This transgression, however, rises to a whole new level entirely. The Packers uniform — its colors, its schematics, as well as that iconic oval G symbol — are sacred. As a testament to this glorious past and tradition, one of the birthrights of Packer fans everywhere is the unstated knowledge that, unlike other teams that ebb and flow with the gaudy fads of the times, the Packers uniform, colors and schematics will never change. Sure there have been small variations on a theme, such as adding or removing a stripe on the sleeve, but the totality of the uniform and colors remains substantially unchanged.
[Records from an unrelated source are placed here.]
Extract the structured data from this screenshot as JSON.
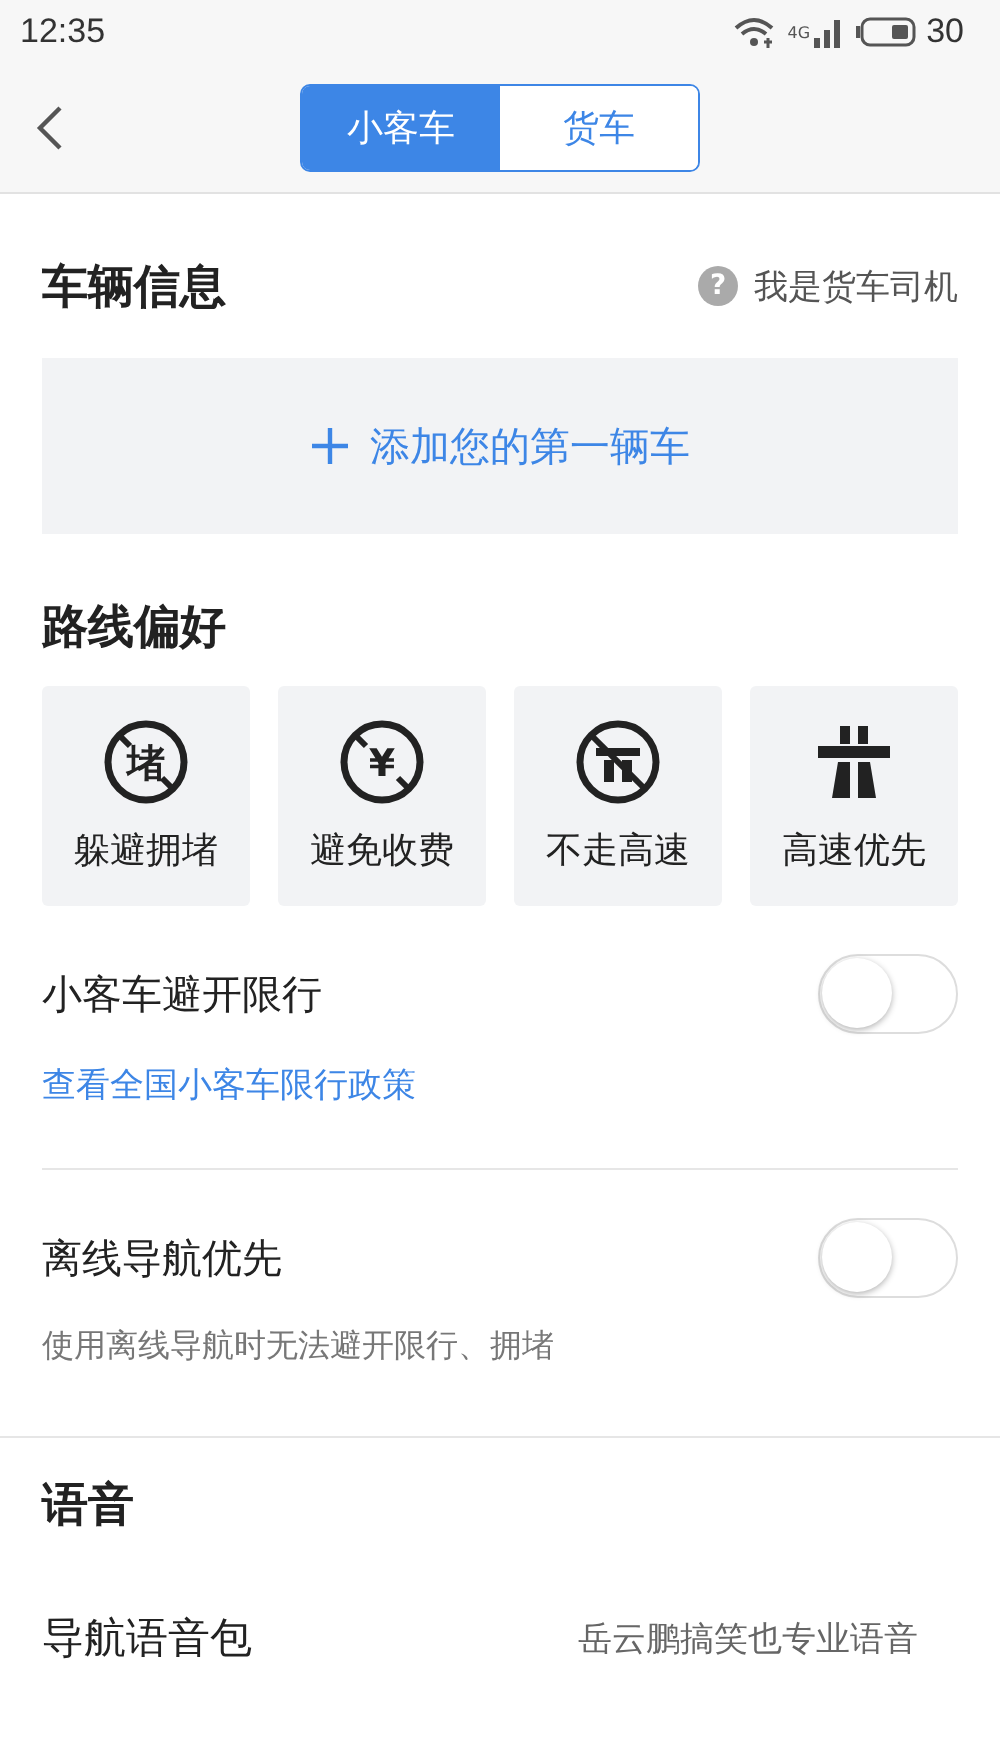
{
  "status_bar": {
    "time": "12:35",
    "network": "4G",
    "battery": "30"
  },
  "nav": {
    "tabs": [
      {
        "label": "小客车",
        "selected": true
      },
      {
        "label": "货车",
        "selected": false
      }
    ]
  },
  "vehicle": {
    "title": "车辆信息",
    "help_icon": "?",
    "help_link": "我是货车司机",
    "add_button": "添加您的第一辆车"
  },
  "route": {
    "title": "路线偏好",
    "options": [
      {
        "label": "躲避拥堵",
        "kind": "glyph",
        "icon_text": "堵"
      },
      {
        "label": "避免收费",
        "kind": "glyph",
        "icon_text": "¥"
      },
      {
        "label": "不走高速",
        "kind": "no-road"
      },
      {
        "label": "高速优先",
        "kind": "road"
      }
    ]
  },
  "settings": [
    {
      "label": "小客车避开限行",
      "on": false,
      "kind": "link",
      "extra": "查看全国小客车限行政策"
    },
    {
      "label": "离线导航优先",
      "on": false,
      "kind": "note",
      "extra": "使用离线导航时无法避开限行、拥堵"
    }
  ],
  "voice": {
    "title": "语音",
    "rows": [
      {
        "label": "导航语音包",
        "value": "岳云鹏搞笑也专业语音"
      }
    ]
  }
}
The history, tradition, this aura of greatness, are some of the reasons why the Green Bay Packers exist in a small Wisconsin town that logic dictates should not have an NFL team, but for the history and tradition of Green Bay Packers football. As part of this history and tradition, and indeed in honor of it, the Packers do not change their uniform or colors like many of those other teams. This is one of the myriad factors that render the Green Bay Packers innately superior to many other teams. Not special, or unique, or interesting, but INNATELY SUPERIOR, the way single malt scotch is superior to lower end malted blends, or premium ribeye is superior to cube steak or stew-grade meat. This is one reason why the Packers are innately superior to, for example, the Patriots, who betrayed their classic look because of a couple of super Bowl losses. They traded classical, timeless aesthetics for a fugly, soulless getup, replete with the flying Elvis that looks more like a bank logo than a symbol representing a football team. Other teams, such as the Titans, with that blue flame T reminiscent of a paint job on a hillbilly’s muscle car, the Seahawks and the Jaguars are patently ugly as well, as their absence of history and an identity renders them meaningless, signifying really nothing at all.
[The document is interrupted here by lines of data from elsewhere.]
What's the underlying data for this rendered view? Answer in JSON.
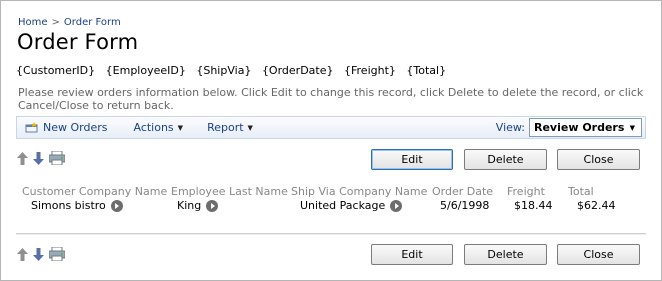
{
  "breadcrumb": {
    "home": "Home",
    "separator": ">",
    "current": "Order Form"
  },
  "page_title": "Order Form",
  "field_placeholders": [
    "{CustomerID}",
    "{EmployeeID}",
    "{ShipVia}",
    "{OrderDate}",
    "{Freight}",
    "{Total}"
  ],
  "instructions": "Please review orders information below. Click Edit to change this record, click Delete to delete the record, or click Cancel/Close to return back.",
  "toolbar": {
    "new_label": "New Orders",
    "actions_label": "Actions",
    "report_label": "Report",
    "view_label": "View:",
    "view_value": "Review Orders"
  },
  "buttons": {
    "edit": "Edit",
    "delete": "Delete",
    "close": "Close"
  },
  "grid": {
    "columns": [
      "Customer Company Name",
      "Employee Last Name",
      "Ship Via Company Name",
      "Order Date",
      "Freight",
      "Total"
    ],
    "row": [
      "Simons bistro",
      "King",
      "United Package",
      "5/6/1998",
      "$18.44",
      "$62.44"
    ]
  },
  "icons": [
    "up-arrow-icon",
    "down-arrow-icon",
    "print-icon",
    "new-record-icon",
    "navigate-arrow-icon"
  ],
  "colors": {
    "link": "#1b3f8b",
    "header_text": "#888888",
    "toolbar_border": "#c9d6e6",
    "button_focus": "#2c6fb3"
  }
}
So, as obvious as this proposition should be, let it be declared loudly, passionately and with much anger throughout the land, the Packers uniform and colors are an eternal constant, as iconic as that sacred, illustrious Oval G symbol emblazoned on the helmets and ubiquitously adorned throughout all of Packerland as the undying star that it is. This uniform, these colors which symbolize this great team — this team greater than life itself — will remain as we know them until the end of days. They will never change! They must never change! And woe be to anyone — anyone — who suggests otherwise, be they low-life Vikings fan scumbags or radio pundits inexpicably broadcasting to Packers fans while daring to utter such blaspehemous, outrageous remarks. Green and Gold, now and forever more!
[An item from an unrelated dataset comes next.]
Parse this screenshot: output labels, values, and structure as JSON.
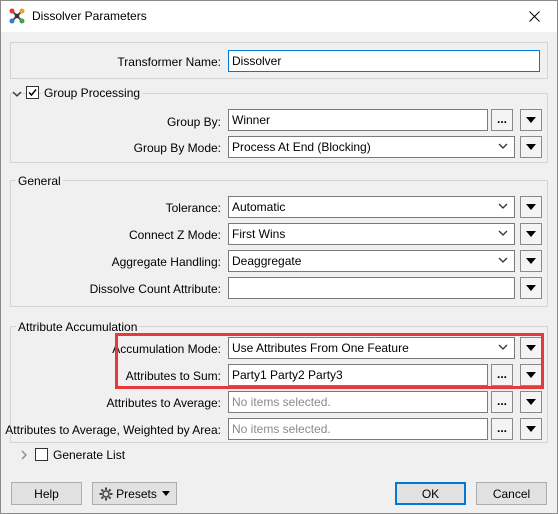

Monty McMahon is one of the founders of Total Packers. He is probably the most famous graduate of UW-Oshkosh next to Jim Gantner.
Comments are closed.